_WORK REQUEST_. Please set down, unchanged, the line containing "Parse this screenshot: output" and all the lines that follow it until the data below ends.

-=-=-=-=-

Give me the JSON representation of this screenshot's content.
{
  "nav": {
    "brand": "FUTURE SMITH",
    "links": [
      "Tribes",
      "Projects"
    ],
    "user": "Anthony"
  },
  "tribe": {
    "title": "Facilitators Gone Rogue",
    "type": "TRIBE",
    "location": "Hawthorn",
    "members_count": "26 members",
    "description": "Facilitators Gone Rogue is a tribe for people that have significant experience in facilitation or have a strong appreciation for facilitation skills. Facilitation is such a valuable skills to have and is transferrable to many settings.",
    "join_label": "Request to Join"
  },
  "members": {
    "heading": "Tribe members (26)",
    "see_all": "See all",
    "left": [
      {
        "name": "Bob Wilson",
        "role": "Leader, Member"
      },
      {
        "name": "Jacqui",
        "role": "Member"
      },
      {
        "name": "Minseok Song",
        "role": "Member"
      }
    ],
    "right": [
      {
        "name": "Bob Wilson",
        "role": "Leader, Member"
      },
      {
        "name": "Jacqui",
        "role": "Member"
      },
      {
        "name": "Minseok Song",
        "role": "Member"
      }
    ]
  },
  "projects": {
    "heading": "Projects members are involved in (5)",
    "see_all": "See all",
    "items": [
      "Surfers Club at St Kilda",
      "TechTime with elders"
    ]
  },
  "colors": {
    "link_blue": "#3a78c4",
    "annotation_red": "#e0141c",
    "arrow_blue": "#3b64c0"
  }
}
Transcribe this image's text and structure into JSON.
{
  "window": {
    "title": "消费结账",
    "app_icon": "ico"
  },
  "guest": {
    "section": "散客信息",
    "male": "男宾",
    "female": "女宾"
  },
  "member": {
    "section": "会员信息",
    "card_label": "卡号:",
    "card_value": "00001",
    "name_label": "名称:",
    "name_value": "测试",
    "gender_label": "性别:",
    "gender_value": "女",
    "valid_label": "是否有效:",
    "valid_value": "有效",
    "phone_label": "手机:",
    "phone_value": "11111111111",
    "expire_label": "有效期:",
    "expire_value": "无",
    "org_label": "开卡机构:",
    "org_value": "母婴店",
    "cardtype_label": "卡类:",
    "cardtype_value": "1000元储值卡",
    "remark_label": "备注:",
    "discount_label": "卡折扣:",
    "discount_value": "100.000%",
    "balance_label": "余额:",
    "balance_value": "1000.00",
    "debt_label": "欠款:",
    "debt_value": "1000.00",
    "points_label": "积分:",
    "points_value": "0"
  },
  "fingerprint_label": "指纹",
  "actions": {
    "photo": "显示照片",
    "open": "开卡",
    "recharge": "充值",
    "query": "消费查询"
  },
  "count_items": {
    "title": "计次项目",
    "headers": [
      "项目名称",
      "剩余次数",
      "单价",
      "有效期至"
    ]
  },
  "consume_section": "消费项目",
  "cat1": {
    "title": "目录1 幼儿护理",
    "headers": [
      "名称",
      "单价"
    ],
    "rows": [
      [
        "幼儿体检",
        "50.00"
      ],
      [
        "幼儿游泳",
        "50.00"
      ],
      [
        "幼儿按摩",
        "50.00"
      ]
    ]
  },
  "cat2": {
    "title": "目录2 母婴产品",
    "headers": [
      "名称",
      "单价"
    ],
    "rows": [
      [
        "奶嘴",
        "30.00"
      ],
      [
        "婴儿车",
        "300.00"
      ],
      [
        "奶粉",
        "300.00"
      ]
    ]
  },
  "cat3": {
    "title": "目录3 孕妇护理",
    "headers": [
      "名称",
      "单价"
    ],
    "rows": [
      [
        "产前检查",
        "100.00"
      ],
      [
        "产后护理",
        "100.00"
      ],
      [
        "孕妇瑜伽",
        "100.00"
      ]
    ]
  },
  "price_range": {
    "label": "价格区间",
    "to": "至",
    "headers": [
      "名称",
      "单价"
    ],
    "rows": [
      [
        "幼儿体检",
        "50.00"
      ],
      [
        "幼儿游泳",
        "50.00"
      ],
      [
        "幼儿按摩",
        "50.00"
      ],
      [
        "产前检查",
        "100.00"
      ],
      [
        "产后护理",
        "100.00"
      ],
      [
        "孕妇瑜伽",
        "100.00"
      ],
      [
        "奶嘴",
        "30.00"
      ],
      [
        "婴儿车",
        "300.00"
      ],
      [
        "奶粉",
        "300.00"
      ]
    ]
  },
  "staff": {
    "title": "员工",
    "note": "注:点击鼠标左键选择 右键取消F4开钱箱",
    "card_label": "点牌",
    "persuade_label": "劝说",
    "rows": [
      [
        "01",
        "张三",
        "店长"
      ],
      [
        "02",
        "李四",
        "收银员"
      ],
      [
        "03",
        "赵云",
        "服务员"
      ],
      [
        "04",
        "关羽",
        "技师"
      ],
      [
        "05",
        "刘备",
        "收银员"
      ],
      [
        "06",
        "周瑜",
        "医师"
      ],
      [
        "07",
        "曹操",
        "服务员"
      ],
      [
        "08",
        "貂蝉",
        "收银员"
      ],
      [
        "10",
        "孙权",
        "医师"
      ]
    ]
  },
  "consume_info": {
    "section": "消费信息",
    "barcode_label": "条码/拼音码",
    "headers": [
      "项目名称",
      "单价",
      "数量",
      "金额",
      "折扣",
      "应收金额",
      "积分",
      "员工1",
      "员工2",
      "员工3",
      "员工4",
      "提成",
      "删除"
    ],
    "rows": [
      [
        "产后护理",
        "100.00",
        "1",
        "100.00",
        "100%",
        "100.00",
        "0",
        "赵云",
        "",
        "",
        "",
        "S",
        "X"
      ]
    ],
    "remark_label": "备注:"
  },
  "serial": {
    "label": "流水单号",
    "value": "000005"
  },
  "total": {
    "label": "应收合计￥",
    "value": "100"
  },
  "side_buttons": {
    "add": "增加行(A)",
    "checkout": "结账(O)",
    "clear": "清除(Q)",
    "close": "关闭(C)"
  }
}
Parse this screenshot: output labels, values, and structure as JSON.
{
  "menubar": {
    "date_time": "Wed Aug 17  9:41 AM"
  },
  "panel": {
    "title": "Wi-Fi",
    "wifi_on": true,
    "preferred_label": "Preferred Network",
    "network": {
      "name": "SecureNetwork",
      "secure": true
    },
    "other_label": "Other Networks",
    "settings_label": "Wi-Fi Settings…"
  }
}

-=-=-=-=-

_RESPONSE_.
Parse this screenshot: output labels, values, and structure as JSON.
{
  "menubar": {
    "date_time": "Wed Aug 17  9:41 AM"
  },
  "panel": {
    "title": "Wi-Fi",
    "wifi_on": true,
    "preferred_label": "Preferred Network",
    "network": {
      "name": "SecureNetwork",
      "secure": true
    },
    "other_label": "Other Networks",
    "settings_label": "Wi-Fi Settings…"
  }
}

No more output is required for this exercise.